- [WORK TO BE COMPLETED]: The whole of the data is to be returned without a single change.

- [EXERCISE DATA]:
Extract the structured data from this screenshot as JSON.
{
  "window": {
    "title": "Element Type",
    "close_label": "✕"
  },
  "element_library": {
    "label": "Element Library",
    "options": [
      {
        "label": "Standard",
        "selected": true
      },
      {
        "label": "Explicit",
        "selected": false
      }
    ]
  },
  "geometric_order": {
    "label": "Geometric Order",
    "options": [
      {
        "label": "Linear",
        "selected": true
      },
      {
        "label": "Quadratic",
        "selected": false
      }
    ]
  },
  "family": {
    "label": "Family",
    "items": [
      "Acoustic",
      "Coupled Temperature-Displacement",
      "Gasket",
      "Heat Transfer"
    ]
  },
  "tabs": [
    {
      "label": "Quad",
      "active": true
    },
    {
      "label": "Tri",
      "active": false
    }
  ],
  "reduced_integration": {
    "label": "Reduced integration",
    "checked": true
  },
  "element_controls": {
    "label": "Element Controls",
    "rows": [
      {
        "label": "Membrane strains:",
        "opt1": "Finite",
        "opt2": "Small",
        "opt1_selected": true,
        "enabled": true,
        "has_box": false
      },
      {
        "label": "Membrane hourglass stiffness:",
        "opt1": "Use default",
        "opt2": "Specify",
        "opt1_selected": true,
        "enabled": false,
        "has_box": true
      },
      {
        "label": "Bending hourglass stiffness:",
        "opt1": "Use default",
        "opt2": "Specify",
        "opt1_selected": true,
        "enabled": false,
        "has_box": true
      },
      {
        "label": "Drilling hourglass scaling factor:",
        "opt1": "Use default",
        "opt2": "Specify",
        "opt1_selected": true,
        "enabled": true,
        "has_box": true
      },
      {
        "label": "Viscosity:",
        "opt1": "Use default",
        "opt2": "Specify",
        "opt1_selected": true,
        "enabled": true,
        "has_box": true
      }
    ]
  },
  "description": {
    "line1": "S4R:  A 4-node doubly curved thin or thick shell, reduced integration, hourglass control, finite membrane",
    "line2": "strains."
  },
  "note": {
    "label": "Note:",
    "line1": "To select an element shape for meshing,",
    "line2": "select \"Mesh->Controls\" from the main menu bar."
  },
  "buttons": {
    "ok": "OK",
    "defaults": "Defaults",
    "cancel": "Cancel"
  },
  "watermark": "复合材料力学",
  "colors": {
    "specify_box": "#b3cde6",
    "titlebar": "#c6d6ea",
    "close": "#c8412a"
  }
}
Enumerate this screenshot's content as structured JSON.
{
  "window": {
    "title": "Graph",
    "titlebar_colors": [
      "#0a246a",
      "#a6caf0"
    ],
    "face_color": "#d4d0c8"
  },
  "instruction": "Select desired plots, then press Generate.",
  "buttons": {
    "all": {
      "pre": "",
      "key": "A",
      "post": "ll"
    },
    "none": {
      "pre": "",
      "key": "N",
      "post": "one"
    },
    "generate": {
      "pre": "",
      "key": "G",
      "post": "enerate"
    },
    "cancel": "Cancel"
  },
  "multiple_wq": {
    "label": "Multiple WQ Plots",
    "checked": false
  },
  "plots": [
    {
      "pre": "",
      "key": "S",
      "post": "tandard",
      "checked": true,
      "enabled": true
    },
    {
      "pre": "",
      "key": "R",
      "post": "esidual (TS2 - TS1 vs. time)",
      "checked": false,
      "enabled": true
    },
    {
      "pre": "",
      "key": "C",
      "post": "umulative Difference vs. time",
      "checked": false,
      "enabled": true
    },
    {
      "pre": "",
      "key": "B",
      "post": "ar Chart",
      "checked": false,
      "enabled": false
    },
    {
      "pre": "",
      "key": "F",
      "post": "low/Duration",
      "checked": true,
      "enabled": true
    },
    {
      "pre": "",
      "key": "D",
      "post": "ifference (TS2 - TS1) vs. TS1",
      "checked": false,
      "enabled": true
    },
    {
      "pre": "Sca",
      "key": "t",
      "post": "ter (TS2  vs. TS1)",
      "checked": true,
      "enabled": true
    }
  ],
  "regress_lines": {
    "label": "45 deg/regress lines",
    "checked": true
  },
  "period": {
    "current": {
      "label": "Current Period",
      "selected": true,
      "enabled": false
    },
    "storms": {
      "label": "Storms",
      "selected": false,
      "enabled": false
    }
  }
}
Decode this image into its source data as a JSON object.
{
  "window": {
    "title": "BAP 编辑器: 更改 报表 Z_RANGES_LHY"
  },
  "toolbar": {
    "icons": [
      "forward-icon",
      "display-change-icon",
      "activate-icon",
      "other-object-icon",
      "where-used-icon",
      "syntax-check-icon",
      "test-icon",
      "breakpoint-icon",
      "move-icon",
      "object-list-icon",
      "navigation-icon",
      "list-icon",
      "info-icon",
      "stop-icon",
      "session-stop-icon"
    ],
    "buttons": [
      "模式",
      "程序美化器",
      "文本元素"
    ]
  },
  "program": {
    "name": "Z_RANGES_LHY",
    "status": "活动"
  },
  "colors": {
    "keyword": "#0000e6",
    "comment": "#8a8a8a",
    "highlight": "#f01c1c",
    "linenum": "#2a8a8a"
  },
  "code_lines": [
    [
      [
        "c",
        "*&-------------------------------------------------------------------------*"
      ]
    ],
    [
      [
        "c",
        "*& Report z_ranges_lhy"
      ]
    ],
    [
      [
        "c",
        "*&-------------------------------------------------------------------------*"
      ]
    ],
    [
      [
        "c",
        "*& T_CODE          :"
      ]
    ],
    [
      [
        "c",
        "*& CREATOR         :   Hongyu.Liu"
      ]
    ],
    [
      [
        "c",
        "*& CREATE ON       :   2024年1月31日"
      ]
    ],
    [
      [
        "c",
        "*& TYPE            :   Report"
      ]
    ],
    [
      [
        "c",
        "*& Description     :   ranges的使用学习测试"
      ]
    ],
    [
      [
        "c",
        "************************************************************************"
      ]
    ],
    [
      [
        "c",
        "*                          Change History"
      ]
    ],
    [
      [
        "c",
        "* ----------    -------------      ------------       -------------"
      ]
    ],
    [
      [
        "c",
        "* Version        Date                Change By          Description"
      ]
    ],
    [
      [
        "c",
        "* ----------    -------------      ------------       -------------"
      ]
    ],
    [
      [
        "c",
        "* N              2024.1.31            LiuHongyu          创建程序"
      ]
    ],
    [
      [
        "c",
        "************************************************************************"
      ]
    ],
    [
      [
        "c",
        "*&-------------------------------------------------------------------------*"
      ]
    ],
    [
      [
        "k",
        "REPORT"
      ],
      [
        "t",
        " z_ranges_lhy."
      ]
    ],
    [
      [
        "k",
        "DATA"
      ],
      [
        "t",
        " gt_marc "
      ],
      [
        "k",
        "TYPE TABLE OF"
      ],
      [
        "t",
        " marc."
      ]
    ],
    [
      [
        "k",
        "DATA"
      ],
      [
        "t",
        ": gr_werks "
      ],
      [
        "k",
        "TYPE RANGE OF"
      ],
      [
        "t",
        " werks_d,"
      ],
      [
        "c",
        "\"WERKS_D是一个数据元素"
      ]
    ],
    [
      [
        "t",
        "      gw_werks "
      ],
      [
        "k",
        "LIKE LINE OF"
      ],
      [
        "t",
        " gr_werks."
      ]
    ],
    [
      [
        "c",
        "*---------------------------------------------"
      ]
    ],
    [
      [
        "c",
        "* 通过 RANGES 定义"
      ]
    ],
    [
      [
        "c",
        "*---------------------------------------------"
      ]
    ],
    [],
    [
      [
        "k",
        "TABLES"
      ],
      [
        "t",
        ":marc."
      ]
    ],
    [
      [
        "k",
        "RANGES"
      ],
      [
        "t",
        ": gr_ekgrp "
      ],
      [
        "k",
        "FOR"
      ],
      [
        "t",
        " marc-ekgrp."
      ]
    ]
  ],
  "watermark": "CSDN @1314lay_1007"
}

- [WRITTEN SOLUTION]:
Extract the structured data from this screenshot as JSON.
{
  "window": {
    "title": "Element Type",
    "close_label": "✕"
  },
  "element_library": {
    "label": "Element Library",
    "options": [
      {
        "label": "Standard",
        "selected": true
      },
      {
        "label": "Explicit",
        "selected": false
      }
    ]
  },
  "geometric_order": {
    "label": "Geometric Order",
    "options": [
      {
        "label": "Linear",
        "selected": true
      },
      {
        "label": "Quadratic",
        "selected": false
      }
    ]
  },
  "family": {
    "label": "Family",
    "items": [
      "Acoustic",
      "Coupled Temperature-Displacement",
      "Gasket",
      "Heat Transfer"
    ]
  },
  "tabs": [
    {
      "label": "Quad",
      "active": true
    },
    {
      "label": "Tri",
      "active": false
    }
  ],
  "reduced_integration": {
    "label": "Reduced integration",
    "checked": true
  },
  "element_controls": {
    "label": "Element Controls",
    "rows": [
      {
        "label": "Membrane strains:",
        "opt1": "Finite",
        "opt2": "Small",
        "opt1_selected": true,
        "enabled": true,
        "has_box": false
      },
      {
        "label": "Membrane hourglass stiffness:",
        "opt1": "Use default",
        "opt2": "Specify",
        "opt1_selected": true,
        "enabled": false,
        "has_box": true
      },
      {
        "label": "Bending hourglass stiffness:",
        "opt1": "Use default",
        "opt2": "Specify",
        "opt1_selected": true,
        "enabled": false,
        "has_box": true
      },
      {
        "label": "Drilling hourglass scaling factor:",
        "opt1": "Use default",
        "opt2": "Specify",
        "opt1_selected": true,
        "enabled": true,
        "has_box": true
      },
      {
        "label": "Viscosity:",
        "opt1": "Use default",
        "opt2": "Specify",
        "opt1_selected": true,
        "enabled": true,
        "has_box": true
      }
    ]
  },
  "description": {
    "line1": "S4R:  A 4-node doubly curved thin or thick shell, reduced integration, hourglass control, finite membrane",
    "line2": "strains."
  },
  "note": {
    "label": "Note:",
    "line1": "To select an element shape for meshing,",
    "line2": "select \"Mesh->Controls\" from the main menu bar."
  },
  "buttons": {
    "ok": "OK",
    "defaults": "Defaults",
    "cancel": "Cancel"
  },
  "watermark": "复合材料力学",
  "colors": {
    "specify_box": "#b3cde6",
    "titlebar": "#c6d6ea",
    "close": "#c8412a"
  }
}
Enumerate this screenshot's content as structured JSON.
{
  "window": {
    "title": "Graph",
    "titlebar_colors": [
      "#0a246a",
      "#a6caf0"
    ],
    "face_color": "#d4d0c8"
  },
  "instruction": "Select desired plots, then press Generate.",
  "buttons": {
    "all": {
      "pre": "",
      "key": "A",
      "post": "ll"
    },
    "none": {
      "pre": "",
      "key": "N",
      "post": "one"
    },
    "generate": {
      "pre": "",
      "key": "G",
      "post": "enerate"
    },
    "cancel": "Cancel"
  },
  "multiple_wq": {
    "label": "Multiple WQ Plots",
    "checked": false
  },
  "plots": [
    {
      "pre": "",
      "key": "S",
      "post": "tandard",
      "checked": true,
      "enabled": true
    },
    {
      "pre": "",
      "key": "R",
      "post": "esidual (TS2 - TS1 vs. time)",
      "checked": false,
      "enabled": true
    },
    {
      "pre": "",
      "key": "C",
      "post": "umulative Difference vs. time",
      "checked": false,
      "enabled": true
    },
    {
      "pre": "",
      "key": "B",
      "post": "ar Chart",
      "checked": false,
      "enabled": false
    },
    {
      "pre": "",
      "key": "F",
      "post": "low/Duration",
      "checked": true,
      "enabled": true
    },
    {
      "pre": "",
      "key": "D",
      "post": "ifference (TS2 - TS1) vs. TS1",
      "checked": false,
      "enabled": true
    },
    {
      "pre": "Sca",
      "key": "t",
      "post": "ter (TS2  vs. TS1)",
      "checked": true,
      "enabled": true
    }
  ],
  "regress_lines": {
    "label": "45 deg/regress lines",
    "checked": true
  },
  "period": {
    "current": {
      "label": "Current Period",
      "selected": true,
      "enabled": false
    },
    "storms": {
      "label": "Storms",
      "selected": false,
      "enabled": false
    }
  }
}
Decode this image into its source data as a JSON object.
{
  "window": {
    "title": "BAP 编辑器: 更改 报表 Z_RANGES_LHY"
  },
  "toolbar": {
    "icons": [
      "forward-icon",
      "display-change-icon",
      "activate-icon",
      "other-object-icon",
      "where-used-icon",
      "syntax-check-icon",
      "test-icon",
      "breakpoint-icon",
      "move-icon",
      "object-list-icon",
      "navigation-icon",
      "list-icon",
      "info-icon",
      "stop-icon",
      "session-stop-icon"
    ],
    "buttons": [
      "模式",
      "程序美化器",
      "文本元素"
    ]
  },
  "program": {
    "name": "Z_RANGES_LHY",
    "status": "活动"
  },
  "colors": {
    "keyword": "#0000e6",
    "comment": "#8a8a8a",
    "highlight": "#f01c1c",
    "linenum": "#2a8a8a"
  },
  "code_lines": [
    [
      [
        "c",
        "*&-------------------------------------------------------------------------*"
      ]
    ],
    [
      [
        "c",
        "*& Report z_ranges_lhy"
      ]
    ],
    [
      [
        "c",
        "*&-------------------------------------------------------------------------*"
      ]
    ],
    [
      [
        "c",
        "*& T_CODE          :"
      ]
    ],
    [
      [
        "c",
        "*& CREATOR         :   Hongyu.Liu"
      ]
    ],
    [
      [
        "c",
        "*& CREATE ON       :   2024年1月31日"
      ]
    ],
    [
      [
        "c",
        "*& TYPE            :   Report"
      ]
    ],
    [
      [
        "c",
        "*& Description     :   ranges的使用学习测试"
      ]
    ],
    [
      [
        "c",
        "************************************************************************"
      ]
    ],
    [
      [
        "c",
        "*                          Change History"
      ]
    ],
    [
      [
        "c",
        "* ----------    -------------      ------------       -------------"
      ]
    ],
    [
      [
        "c",
        "* Version        Date                Change By          Description"
      ]
    ],
    [
      [
        "c",
        "* ----------    -------------      ------------       -------------"
      ]
    ],
    [
      [
        "c",
        "* N              2024.1.31            LiuHongyu          创建程序"
      ]
    ],
    [
      [
        "c",
        "************************************************************************"
      ]
    ],
    [
      [
        "c",
        "*&-------------------------------------------------------------------------*"
      ]
    ],
    [
      [
        "k",
        "REPORT"
      ],
      [
        "t",
        " z_ranges_lhy."
      ]
    ],
    [
      [
        "k",
        "DATA"
      ],
      [
        "t",
        " gt_marc "
      ],
      [
        "k",
        "TYPE TABLE OF"
      ],
      [
        "t",
        " marc."
      ]
    ],
    [
      [
        "k",
        "DATA"
      ],
      [
        "t",
        ": gr_werks "
      ],
      [
        "k",
        "TYPE RANGE OF"
      ],
      [
        "t",
        " werks_d,"
      ],
      [
        "c",
        "\"WERKS_D是一个数据元素"
      ]
    ],
    [
      [
        "t",
        "      gw_werks "
      ],
      [
        "k",
        "LIKE LINE OF"
      ],
      [
        "t",
        " gr_werks."
      ]
    ],
    [
      [
        "c",
        "*---------------------------------------------"
      ]
    ],
    [
      [
        "c",
        "* 通过 RANGES 定义"
      ]
    ],
    [
      [
        "c",
        "*---------------------------------------------"
      ]
    ],
    [],
    [
      [
        "k",
        "TABLES"
      ],
      [
        "t",
        ":marc."
      ]
    ],
    [
      [
        "k",
        "RANGES"
      ],
      [
        "t",
        ": gr_ekgrp "
      ],
      [
        "k",
        "FOR"
      ],
      [
        "t",
        " marc-ekgrp."
      ]
    ]
  ],
  "watermark": "CSDN @1314lay_1007"
}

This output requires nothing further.